Key Features of Eukaryotic cell
- Nucleus: The nucleus houses genetic information in the form of chromatin.
- Nucleolus: The nucleolus is a component of eukaryotic cells that produce ribosomal RNA and is found inside the nucleus.
- Plasma membrane: The plasma membrane is a phospholipid bilayer that encases and covers the cell’s organelles.
- Cytoskeleton: Often known as the cell wall, provides structure, allows for cell movement, and aids in cell division.
- Ribosomes: Protein synthesis is carried out by ribosomes.
- Mitochondria: The mitochondria are usually called the cell’s powerhouses, and are responsible for energy production.
- Cytoplasm: the portion of the cell between the nuclear envelope and the plasma membrane.
- Cytosol: The cytosol is a gel-like particle that contains the organelles within the cell.
- Endoplasmic reticulum: The endoplasmic reticulum is an organelle that is responsible for protein maturation and trafficking.
- Vesicles and vacuoles: These are membrane-bound sacs that play a role in transit and storage.
Comparing prokaryotes and eukaryotes
Eukaryotic cells possess a membrane-bound nucleus, whiles prokaryotic cells do not. Eukaryotes keeps their genetic information in the nucleus.
In eukaryotes, the nucleus is one of numerous membrane-bound organelles. On the other hand, prokaryotes, do not have organelles that are attached to the membrane.
DNA is bundled in the nucleoid area of prokaryotes, but it is not kept in a membrane-bound nucleus. Another significant distinction is the DNA structure.
Prokaryotic DNA is double-stranded and circular, whereas eukaryotic DNA is made up of several molecules of double-stranded linear DNA.
Difference between prokaryotes and eukaryotes
Prokaryotes and eukaryotes differ in several ways, including structural distinctions such as whether the cell has a nucleus and whether it has membrane-bound organelles, as well as molecular differences such as whether the DNA is circular or linear.
The table below summarizes the differences between these two types of cells.
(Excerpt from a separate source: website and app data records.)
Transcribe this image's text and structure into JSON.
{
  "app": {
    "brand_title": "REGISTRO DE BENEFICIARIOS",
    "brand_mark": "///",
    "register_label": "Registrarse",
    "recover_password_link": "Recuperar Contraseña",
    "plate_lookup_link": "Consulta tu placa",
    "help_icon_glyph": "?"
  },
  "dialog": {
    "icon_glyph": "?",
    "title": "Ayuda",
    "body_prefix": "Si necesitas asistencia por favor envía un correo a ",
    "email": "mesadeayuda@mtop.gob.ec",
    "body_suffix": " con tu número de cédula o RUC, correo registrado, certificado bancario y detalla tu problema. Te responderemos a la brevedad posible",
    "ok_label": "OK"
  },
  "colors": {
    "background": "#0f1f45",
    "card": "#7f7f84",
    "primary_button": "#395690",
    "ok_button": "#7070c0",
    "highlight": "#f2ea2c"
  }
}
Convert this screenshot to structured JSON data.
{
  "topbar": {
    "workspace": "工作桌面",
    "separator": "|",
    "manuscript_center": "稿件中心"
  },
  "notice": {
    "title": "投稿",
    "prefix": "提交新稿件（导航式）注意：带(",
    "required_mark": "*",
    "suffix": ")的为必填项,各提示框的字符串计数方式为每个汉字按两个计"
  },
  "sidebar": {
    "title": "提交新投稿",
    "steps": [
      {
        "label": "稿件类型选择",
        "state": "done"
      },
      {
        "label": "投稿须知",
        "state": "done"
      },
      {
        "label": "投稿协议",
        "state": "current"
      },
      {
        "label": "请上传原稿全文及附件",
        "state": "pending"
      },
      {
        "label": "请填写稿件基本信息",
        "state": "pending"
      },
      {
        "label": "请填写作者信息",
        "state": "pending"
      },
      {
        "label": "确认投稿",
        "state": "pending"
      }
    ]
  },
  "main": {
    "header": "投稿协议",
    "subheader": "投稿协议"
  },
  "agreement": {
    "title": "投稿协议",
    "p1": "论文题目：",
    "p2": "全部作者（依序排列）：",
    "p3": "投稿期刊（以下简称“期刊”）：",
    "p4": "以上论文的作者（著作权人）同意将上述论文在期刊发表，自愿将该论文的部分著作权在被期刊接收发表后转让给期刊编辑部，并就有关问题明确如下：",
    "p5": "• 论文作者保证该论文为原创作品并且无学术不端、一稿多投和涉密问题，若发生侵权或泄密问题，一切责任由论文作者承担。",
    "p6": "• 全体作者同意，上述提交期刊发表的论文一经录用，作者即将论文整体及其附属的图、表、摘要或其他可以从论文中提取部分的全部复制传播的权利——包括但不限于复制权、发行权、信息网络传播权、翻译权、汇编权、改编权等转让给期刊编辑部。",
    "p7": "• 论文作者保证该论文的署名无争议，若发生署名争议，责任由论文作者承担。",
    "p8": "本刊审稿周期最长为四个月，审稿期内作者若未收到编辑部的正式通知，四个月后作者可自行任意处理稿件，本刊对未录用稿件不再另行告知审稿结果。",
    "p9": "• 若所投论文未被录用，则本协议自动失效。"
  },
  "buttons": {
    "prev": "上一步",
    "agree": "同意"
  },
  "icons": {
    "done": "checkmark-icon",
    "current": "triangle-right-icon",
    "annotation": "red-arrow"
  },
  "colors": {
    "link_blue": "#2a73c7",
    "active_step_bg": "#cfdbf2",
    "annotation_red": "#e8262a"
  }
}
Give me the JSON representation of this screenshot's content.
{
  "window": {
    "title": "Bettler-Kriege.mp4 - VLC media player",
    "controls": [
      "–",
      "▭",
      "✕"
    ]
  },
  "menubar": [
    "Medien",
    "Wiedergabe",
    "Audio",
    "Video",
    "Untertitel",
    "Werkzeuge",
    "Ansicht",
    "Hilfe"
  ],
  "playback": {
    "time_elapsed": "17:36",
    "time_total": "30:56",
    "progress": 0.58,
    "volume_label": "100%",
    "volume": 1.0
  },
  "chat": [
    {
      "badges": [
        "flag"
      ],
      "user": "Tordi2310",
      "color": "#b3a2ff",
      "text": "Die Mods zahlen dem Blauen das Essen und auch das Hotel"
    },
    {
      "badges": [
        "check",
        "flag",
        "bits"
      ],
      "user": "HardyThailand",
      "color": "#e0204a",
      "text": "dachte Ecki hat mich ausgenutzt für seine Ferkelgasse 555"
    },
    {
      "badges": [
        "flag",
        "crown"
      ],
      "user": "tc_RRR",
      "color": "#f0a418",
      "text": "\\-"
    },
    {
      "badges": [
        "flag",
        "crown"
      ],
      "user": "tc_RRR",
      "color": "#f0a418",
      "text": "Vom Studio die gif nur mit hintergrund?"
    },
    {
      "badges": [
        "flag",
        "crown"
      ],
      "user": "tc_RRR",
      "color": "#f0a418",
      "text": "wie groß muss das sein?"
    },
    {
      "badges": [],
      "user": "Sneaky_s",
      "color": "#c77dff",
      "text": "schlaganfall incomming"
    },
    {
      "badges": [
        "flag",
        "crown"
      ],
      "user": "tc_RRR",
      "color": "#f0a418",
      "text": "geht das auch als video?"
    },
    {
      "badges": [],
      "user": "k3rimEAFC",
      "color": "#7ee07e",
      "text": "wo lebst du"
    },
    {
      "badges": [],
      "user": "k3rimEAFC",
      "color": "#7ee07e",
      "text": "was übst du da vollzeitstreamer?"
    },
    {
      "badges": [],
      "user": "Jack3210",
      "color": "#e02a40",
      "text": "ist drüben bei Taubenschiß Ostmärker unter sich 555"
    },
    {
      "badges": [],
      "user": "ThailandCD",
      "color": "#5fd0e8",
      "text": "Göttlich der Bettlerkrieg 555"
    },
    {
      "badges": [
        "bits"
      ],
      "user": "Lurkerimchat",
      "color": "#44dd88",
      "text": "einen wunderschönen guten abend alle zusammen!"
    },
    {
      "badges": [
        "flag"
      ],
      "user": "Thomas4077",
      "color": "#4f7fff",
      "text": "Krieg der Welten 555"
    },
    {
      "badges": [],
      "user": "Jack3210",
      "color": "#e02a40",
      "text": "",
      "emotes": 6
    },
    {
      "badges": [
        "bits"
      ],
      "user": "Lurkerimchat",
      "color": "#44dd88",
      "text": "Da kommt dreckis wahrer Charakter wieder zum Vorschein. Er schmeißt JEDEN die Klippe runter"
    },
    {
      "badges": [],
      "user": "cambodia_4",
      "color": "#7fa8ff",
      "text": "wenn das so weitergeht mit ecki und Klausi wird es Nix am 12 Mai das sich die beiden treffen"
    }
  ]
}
|Cell structure||Unicellular||Mostly multicellular; some unicellular|
|Cell size||Smaller (0.1-5 μm)||Larger (10-100 μm)|
|Chromosome||One chromosome is present, but not true chromosome plastids||More than one number of chromosomes is present.|
|Lysosomes and Peroxisomes||Absent||Present|
|Chloroplasts||Chloroplasts absent; chlorophyll scattered in the cytoplasm||Chloroplasts present in plants|
|Reproduction||Asexual reproduction||Sexual and Asexual reproduction|
|Nuclear membrane||Permeability of nuclear membrane is not present||Permeability of nuclear membrane is selective|
|Examples of Organisms||Bacteria and Archaea||Protists, Fungi, Plants, and Animals|
Key similarities between prokaryotes and eukaryotes
These four characteristics are shared by all cells, whether prokaryotic or eukaryotic:
- Plasma membrane
The distinction between prokaryotes and eukaryotes is widely regarded as the most important among organism categories. Millions of years ago, prokaryotes were the only form of life on Earth until more complex eukaryotic cells sprang into being through evolution. Based on the information in this article, we may split cells into prokaryotes and eukaryotes based on genetic contents surrounded by a nuclear envelope.